I’ve been thinking further about this word “feminist” because if I’m going to self-identify as one I think it’s important to know why at its very core. The word “humanist” is based in good intentions. I myself used to identify only as one in regards to gender mainly because I was afraid to admit I had feminist ideals and I did fear that men were being taken out of the conversation. I have empathy for the particular struggles that men as a whole tend to deal with: The pressure to always be strong and “act like a man” even when they want to curl up somewhere and cry for a bit. These expectations have affected my father and his father, many of my male friends, and even you, love bug. There are so many men that don’t fit the mold of masculinity…they identify more with women or find themselves in both worlds of masculine and feminine (these men are not necessarily gay). Many women feel the same and have taken shelter in learning about feminism and the historical struggles of both sexes. Rarely will you find a women studies or gender studies course that doesn’t cover the male experience. The truth is whether we call it women studies, feminist studies, masculine studies, or gender studies…a lot of men and some women tend to opt themselves out of the conversation. The most fascinating conversations I’ve had regarding gender and, yes, feminism has been with males. Many of them had a lot to say on the topic and some of them kept quiet and listened. Not necessarily because they were placating me or didn’t want to rile me up, like you said. Many were genuinely interested in what I had to say and were themselves riled up about the inequality of men and women. Saying “humanist”, while obviously not a bad thing because we should all be humanist even when you are also a feminist, in regards to gender inequality, even with the best of intentions, completely erases the individual and complicated experience of gender and the female experience from the conversation. Historically, this has been a major issue with men tending to be the default of almost every institution. Women and girls on a global scale are still the victims of intense hate crimes and physical violence simply because they are female. Although it is not on a genocidal level here in the united states, almost every woman has experienced some form of sexual abuse or harassment or some form of inequality in the workplace or at home. These feminine voices should be heard (as well as the femininity within males) and taking feminine out of the conversation would be a detriment and a disservice to all those women who have been invisible. It’s not like these things do not happen to men because they certainly do but the statistics of sexual abuse, domestic violence, eating disorders, unequal income, career disadvantage, lack of self-confidence, etc. tends to lie significantly more heavily on the shoulders of women and girls. In reality, there’s nothing wrong with self-identifying as a feminist. Just as much as there’s nothing wrong with self-identifying as a Christian or a Buddhist or an artist or a writer. What I don’t believe in is judging others for who they wish to be or telling them to be anything less when it comes to their principles. I don’t care if you don’t believe in the label of feminism.

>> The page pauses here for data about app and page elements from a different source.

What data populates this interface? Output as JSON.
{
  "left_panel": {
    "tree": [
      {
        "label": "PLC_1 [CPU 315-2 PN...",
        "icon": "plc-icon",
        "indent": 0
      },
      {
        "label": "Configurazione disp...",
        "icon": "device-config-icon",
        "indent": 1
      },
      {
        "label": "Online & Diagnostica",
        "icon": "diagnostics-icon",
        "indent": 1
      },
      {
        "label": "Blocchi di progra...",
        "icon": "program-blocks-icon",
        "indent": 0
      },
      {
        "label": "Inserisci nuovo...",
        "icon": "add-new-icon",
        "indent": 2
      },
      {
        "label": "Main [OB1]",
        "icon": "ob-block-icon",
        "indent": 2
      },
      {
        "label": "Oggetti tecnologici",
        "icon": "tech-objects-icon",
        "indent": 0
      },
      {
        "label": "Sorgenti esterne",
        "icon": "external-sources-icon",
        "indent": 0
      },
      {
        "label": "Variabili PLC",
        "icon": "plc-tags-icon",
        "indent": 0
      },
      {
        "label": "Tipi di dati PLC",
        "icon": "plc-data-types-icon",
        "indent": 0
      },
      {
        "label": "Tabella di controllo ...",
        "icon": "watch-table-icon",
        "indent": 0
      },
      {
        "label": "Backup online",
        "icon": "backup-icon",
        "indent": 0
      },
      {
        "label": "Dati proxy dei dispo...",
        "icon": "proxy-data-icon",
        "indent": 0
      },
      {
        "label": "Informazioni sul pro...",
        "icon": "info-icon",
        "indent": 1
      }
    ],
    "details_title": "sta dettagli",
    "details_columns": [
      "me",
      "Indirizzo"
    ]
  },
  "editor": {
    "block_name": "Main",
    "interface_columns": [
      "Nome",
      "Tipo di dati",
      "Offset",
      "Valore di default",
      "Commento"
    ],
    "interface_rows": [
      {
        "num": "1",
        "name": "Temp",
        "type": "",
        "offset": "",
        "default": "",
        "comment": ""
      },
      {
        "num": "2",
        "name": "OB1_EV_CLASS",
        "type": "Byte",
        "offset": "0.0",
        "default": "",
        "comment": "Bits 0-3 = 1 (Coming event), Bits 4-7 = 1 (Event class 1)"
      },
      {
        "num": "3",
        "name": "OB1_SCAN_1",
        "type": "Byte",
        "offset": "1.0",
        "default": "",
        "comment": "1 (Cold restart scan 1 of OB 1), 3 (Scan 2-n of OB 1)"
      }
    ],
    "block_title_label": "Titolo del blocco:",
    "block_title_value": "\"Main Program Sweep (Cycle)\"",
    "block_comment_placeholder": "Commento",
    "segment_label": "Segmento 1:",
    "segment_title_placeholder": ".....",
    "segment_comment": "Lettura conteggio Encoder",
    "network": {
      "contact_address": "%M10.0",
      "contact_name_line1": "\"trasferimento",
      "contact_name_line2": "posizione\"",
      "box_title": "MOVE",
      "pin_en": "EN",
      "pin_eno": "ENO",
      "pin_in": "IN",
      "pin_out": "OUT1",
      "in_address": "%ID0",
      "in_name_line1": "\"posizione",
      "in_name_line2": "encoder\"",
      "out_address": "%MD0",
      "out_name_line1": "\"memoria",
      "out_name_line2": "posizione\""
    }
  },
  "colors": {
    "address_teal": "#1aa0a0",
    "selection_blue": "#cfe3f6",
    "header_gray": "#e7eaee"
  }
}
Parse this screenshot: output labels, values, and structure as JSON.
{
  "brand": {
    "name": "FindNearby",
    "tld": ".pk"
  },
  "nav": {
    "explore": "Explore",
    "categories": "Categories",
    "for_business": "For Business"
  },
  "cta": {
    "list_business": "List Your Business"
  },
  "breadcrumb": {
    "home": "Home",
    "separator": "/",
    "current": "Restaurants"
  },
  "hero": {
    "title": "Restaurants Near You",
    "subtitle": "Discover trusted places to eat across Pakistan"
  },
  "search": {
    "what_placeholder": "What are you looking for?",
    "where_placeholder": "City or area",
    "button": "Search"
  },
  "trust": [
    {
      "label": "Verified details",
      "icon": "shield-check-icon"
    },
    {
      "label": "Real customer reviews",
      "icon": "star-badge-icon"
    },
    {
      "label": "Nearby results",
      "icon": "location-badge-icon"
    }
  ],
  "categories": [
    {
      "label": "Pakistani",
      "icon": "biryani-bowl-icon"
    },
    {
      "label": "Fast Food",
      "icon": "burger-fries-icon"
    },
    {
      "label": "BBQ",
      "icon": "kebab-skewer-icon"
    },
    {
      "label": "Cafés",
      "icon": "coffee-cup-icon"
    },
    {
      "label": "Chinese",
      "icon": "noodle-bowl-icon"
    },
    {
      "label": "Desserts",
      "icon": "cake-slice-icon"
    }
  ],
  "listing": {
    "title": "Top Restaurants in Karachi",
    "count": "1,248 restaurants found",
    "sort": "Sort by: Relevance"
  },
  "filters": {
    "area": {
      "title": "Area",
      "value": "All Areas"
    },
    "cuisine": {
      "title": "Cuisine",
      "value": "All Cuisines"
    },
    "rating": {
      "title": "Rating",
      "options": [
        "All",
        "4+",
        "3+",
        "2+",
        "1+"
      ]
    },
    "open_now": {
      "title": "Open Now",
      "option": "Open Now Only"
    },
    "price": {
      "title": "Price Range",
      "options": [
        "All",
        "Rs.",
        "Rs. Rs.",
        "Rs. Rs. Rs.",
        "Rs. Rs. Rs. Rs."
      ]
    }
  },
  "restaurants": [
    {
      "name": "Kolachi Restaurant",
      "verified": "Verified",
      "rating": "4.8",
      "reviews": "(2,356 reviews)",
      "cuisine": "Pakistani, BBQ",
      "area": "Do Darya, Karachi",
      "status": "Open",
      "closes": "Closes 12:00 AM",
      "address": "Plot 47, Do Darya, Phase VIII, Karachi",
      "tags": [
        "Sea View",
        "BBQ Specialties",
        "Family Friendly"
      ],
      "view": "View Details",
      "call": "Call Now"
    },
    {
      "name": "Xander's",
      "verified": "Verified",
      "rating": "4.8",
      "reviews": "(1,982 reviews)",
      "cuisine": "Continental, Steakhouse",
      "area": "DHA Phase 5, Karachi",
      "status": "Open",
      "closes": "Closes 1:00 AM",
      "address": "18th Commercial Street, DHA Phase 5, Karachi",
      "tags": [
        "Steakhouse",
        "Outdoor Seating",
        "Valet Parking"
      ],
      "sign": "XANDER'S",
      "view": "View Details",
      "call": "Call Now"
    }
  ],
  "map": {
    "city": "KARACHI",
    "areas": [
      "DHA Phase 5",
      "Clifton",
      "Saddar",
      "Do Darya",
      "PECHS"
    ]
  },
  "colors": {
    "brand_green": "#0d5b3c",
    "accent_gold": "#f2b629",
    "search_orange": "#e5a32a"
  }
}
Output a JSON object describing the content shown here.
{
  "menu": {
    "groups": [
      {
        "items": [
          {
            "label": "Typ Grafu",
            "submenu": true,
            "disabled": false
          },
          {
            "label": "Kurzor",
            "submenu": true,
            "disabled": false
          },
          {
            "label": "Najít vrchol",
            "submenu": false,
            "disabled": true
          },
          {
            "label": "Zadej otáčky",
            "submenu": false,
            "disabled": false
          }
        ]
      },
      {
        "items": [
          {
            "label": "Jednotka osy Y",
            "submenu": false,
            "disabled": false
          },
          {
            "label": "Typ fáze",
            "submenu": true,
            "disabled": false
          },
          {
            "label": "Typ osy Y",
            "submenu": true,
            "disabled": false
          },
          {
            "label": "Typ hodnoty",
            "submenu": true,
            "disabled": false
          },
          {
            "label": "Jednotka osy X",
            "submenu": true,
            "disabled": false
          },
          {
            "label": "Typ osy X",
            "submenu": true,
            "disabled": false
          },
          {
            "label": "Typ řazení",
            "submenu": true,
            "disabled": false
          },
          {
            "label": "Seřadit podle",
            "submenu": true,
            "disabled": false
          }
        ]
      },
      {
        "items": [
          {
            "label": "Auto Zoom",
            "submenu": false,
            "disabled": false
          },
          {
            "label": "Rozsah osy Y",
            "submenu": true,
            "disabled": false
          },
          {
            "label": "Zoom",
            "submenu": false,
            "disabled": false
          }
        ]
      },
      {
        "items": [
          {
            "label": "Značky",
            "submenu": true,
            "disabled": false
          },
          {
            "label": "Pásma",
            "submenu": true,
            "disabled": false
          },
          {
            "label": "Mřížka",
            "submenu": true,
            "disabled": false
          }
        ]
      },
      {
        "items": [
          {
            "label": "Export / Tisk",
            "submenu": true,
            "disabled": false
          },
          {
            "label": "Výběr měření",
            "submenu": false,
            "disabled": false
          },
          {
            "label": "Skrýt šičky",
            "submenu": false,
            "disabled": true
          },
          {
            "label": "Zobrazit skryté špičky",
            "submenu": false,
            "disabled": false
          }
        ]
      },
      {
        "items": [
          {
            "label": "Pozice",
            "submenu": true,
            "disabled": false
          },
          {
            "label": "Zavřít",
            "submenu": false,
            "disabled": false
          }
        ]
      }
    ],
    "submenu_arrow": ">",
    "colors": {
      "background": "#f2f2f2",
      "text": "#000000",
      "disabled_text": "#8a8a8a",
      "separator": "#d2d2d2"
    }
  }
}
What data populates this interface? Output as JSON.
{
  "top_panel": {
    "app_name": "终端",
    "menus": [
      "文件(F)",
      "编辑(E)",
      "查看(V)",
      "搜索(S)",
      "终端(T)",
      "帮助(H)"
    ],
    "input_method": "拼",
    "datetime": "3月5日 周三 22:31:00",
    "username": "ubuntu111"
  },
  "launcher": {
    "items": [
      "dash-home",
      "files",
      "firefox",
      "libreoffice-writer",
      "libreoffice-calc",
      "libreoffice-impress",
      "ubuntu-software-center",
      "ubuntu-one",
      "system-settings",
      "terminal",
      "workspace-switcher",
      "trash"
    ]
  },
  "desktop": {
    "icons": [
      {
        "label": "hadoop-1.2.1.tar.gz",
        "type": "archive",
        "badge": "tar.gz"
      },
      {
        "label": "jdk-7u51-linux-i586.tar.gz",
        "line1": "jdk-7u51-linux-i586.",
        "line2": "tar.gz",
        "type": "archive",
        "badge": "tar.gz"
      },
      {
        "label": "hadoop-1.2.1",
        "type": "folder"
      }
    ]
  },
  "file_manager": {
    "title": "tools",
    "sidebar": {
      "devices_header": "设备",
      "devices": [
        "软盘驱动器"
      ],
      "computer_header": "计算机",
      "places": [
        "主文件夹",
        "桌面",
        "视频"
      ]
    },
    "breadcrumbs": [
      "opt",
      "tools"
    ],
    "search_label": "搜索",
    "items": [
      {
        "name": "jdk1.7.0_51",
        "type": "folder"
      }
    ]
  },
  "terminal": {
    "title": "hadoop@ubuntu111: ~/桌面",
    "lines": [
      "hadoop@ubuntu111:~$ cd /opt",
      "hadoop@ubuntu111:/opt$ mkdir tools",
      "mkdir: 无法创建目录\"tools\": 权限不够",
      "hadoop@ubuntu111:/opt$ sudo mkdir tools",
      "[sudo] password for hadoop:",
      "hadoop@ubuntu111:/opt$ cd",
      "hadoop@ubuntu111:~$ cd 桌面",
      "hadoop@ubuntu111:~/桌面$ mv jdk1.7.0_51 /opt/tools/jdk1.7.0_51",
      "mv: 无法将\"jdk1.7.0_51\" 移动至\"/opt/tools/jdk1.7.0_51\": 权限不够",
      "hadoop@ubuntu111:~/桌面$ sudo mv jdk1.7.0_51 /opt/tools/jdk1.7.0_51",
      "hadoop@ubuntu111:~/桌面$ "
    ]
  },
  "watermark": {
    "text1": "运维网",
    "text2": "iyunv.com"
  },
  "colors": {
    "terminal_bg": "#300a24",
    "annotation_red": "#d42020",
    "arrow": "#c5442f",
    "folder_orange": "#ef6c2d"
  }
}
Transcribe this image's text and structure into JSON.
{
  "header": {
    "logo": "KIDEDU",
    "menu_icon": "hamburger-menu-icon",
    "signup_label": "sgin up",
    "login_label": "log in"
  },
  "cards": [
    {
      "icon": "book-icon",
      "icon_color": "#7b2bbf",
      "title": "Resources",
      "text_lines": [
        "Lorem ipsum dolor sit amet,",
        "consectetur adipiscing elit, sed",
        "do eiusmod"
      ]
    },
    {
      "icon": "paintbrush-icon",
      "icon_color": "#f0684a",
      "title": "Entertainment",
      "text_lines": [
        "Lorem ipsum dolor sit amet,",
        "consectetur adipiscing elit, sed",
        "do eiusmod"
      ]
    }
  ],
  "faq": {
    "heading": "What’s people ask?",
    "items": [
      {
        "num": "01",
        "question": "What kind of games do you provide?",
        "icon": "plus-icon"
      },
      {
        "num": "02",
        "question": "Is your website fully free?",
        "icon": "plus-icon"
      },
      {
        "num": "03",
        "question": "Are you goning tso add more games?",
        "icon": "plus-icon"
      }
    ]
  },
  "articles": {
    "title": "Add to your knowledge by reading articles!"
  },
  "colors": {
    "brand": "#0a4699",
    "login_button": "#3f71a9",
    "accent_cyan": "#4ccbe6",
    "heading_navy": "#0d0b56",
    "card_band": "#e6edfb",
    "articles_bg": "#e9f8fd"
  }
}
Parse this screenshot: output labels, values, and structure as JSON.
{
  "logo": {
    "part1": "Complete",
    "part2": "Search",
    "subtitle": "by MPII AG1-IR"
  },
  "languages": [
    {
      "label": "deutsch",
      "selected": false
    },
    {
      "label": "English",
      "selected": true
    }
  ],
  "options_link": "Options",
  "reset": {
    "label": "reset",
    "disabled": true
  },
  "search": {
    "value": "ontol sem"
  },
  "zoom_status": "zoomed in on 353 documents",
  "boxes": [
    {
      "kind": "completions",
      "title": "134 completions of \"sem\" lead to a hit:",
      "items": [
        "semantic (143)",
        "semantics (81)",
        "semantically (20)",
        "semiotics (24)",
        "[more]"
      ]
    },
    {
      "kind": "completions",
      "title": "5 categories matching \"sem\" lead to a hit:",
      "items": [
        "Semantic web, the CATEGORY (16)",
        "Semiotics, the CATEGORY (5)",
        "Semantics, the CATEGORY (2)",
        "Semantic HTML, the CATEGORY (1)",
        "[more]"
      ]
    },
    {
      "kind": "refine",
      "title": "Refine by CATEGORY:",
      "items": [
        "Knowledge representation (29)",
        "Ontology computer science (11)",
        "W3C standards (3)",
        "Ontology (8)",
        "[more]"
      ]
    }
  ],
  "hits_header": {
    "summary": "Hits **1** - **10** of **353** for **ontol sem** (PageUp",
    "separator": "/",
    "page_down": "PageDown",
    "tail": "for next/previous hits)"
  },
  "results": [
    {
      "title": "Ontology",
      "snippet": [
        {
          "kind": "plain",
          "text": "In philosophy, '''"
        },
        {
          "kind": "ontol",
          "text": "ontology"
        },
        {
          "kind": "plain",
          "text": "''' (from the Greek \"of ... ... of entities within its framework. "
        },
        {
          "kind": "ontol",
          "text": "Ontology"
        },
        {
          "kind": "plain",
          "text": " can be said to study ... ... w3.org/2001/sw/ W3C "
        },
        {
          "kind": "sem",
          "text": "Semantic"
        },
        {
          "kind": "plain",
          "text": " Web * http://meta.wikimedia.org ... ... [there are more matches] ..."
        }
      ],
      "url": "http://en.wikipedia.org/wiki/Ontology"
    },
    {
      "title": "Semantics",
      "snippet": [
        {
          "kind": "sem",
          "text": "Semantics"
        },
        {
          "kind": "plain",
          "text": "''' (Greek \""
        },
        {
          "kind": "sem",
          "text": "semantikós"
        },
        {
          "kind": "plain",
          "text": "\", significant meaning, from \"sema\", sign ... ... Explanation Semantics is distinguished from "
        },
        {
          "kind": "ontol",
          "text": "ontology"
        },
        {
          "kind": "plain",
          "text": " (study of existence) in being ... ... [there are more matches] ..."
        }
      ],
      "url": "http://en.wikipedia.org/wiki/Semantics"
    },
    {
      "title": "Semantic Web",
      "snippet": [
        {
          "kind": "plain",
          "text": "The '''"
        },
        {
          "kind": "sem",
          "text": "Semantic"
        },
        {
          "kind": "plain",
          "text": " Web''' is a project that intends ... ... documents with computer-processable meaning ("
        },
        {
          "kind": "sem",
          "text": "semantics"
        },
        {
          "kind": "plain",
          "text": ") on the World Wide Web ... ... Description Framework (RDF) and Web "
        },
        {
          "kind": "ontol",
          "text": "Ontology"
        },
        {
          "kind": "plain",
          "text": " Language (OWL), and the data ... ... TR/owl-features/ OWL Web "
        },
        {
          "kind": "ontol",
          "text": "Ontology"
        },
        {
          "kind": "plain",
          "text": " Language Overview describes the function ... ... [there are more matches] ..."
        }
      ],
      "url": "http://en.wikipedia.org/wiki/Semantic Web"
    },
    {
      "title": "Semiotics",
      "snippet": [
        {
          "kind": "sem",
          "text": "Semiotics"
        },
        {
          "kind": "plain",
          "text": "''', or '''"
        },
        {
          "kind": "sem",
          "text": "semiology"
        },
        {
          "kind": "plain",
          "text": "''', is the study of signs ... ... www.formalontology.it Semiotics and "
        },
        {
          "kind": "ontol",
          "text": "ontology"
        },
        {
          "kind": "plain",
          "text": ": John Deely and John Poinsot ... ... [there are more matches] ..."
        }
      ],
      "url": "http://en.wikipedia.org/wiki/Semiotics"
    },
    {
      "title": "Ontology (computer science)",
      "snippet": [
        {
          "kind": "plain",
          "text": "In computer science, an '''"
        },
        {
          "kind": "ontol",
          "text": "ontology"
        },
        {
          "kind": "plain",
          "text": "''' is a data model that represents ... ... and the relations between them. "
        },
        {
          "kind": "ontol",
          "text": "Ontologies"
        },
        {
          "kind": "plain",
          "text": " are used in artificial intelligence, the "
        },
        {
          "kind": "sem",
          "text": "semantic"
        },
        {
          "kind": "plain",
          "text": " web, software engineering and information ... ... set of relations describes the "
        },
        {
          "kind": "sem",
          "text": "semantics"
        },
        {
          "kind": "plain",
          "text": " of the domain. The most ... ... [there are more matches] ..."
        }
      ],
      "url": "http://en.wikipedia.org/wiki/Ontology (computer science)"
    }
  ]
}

That’s your choice but it shouldn’t stop us from having healthy conversations about what it means to be a man and woman in this world. I’m not saying we should have them all the time because goodness knows even I get tired of talking about it, but you love a feminist. Take it or leave it, love bug. It isn’t a bad way to be. I don’t think that makes me dogmatic (i.e. inflexible). I love you even when we don’t always agree.

-Margaux Galli